Complete mastery of unique insights of products and services offered to
differentiate the company.
Mastered Sales Pitch and Presentations
Mastered Price List and Discounting Policies
First 60 Days 60Day Plan
Goal is to optimize the sales plan based territory coverage and sales/channel capacity.
1-on-1s for Deal Level and Skills focused coaching
Mastery of forecast management
Refine Tactical strategies
Always be closing for next step until it’s a Sale
Consider lower-priority products or
services to build revenue
Implement new procedures, techniques,
or plans to further creative ways to
grow company presence in the industry.
Close (How Many?) deals
Review past 90 days with Manager
First 90 Days - Close 90Day Plan
90 Days60 Days30 Days
Historical sales analysis
Perfect customer model
5 customer interviews/
Rank and map targets
Capacity model and plan
Coverage gap analysis
Quantify key sales metrics
Deliver quota attainment plan
Execute call campaign
Deliver 30 day update
Deliver attainment plan
Launch email campaign
Live sales event
Deliver pipeline plan
Key tasks to complete for 30,60,90 day plan.
Deliver attainment plan
Key Questions for Developing Sales
What is the biggest challenge facing the organization in the next 6 months or
How is this role expected to address this challenge facing the company? (Or is
What does he or she absolutely need you to accomplish in the first 90 days?
What would he or she like you to do beyond that in the first 90 days?
What is the most promising, yet unexploited, opportunity for growth?

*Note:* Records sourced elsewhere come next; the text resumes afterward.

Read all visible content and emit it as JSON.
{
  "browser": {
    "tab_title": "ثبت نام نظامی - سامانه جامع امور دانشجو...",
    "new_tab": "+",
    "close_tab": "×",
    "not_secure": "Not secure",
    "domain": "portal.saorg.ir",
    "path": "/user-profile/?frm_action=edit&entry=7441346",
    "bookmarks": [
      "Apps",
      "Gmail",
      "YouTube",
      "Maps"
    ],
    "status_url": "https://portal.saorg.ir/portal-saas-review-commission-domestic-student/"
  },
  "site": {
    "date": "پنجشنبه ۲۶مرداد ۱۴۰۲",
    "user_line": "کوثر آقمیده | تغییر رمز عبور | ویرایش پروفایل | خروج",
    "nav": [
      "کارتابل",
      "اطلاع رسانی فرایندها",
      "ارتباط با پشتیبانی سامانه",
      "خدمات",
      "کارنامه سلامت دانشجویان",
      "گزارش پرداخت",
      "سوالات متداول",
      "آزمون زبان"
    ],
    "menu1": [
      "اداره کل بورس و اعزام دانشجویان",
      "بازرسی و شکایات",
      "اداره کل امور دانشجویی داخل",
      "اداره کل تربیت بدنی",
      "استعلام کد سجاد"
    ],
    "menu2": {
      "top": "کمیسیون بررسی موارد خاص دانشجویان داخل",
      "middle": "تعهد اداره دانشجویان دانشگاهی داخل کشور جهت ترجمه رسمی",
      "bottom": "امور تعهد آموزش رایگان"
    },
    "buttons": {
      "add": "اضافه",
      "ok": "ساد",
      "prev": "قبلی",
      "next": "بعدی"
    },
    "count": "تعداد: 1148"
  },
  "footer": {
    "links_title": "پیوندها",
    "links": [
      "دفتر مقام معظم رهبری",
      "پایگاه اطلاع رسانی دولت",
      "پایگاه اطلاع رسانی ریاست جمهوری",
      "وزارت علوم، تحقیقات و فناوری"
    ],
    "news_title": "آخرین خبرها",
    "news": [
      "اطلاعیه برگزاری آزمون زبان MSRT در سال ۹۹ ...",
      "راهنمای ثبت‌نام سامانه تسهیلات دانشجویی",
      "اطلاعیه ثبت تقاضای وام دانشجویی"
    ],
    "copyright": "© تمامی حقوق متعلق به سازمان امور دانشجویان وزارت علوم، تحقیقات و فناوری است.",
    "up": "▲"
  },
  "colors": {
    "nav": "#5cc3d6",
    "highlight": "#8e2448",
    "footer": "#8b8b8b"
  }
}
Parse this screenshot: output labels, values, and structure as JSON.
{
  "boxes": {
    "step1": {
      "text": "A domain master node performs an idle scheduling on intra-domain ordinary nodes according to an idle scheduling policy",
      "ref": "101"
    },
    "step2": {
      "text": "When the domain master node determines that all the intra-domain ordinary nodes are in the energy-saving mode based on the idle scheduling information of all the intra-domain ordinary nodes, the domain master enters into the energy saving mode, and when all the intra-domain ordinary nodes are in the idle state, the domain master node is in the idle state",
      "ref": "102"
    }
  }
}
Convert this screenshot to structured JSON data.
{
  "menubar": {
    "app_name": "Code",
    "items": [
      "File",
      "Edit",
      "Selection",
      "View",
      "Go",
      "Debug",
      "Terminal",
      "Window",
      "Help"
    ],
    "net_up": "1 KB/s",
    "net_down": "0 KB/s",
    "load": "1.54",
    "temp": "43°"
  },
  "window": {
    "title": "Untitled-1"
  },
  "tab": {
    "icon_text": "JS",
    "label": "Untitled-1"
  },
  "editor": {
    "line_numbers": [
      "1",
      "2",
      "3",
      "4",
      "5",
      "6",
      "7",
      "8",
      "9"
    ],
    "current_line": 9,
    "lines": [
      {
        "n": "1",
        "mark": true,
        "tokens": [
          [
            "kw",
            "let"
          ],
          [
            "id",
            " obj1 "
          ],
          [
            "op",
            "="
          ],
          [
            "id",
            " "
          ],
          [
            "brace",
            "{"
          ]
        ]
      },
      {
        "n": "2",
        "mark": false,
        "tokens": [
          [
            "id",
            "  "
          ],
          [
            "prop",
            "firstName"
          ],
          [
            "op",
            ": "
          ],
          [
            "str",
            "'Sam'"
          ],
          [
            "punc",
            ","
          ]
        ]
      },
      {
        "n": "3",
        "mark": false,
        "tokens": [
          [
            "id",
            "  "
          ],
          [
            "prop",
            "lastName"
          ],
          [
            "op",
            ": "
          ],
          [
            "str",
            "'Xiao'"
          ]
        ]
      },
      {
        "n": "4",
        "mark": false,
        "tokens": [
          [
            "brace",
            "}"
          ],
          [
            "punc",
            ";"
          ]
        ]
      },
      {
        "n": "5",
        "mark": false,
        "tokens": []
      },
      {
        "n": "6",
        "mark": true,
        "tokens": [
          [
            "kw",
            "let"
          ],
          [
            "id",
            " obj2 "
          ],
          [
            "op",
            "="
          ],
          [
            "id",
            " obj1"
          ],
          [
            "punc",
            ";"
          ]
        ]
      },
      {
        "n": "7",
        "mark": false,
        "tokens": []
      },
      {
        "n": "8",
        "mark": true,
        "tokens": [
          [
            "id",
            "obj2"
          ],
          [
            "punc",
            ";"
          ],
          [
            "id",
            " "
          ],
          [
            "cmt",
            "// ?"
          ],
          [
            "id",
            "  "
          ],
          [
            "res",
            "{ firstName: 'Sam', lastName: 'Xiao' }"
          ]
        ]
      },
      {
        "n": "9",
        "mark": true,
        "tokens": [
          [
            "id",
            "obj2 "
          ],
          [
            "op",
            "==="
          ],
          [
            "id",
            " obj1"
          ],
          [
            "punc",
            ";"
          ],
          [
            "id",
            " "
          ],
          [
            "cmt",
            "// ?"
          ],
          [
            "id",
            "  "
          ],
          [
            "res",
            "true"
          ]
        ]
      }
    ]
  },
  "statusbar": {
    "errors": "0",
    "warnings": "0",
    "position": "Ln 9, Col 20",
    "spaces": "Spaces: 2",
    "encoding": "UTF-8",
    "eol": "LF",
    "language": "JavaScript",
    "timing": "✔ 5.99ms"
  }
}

Why
isn’t the company pursuing that opportunity right now?
What is the biggest problem you need solved by (this job title) ?
Is this position focused on new projects, turnarounds/realignments, or
Mapping the Complex Sale
Courtesy of Brian Burns. From ‘The Maverick Selling Method: Simplifying the Complex Sale’
*Created using MindNode Pro
Personality Profiling - DISC
DISC Personality Types:
D = Dominant (Active, Task-Oriented)
I = Influential (Active, People-Oriented)
S = Steady (Passive, Peope-Oriented)
C = Conscientious (Passive, Task-Oriented)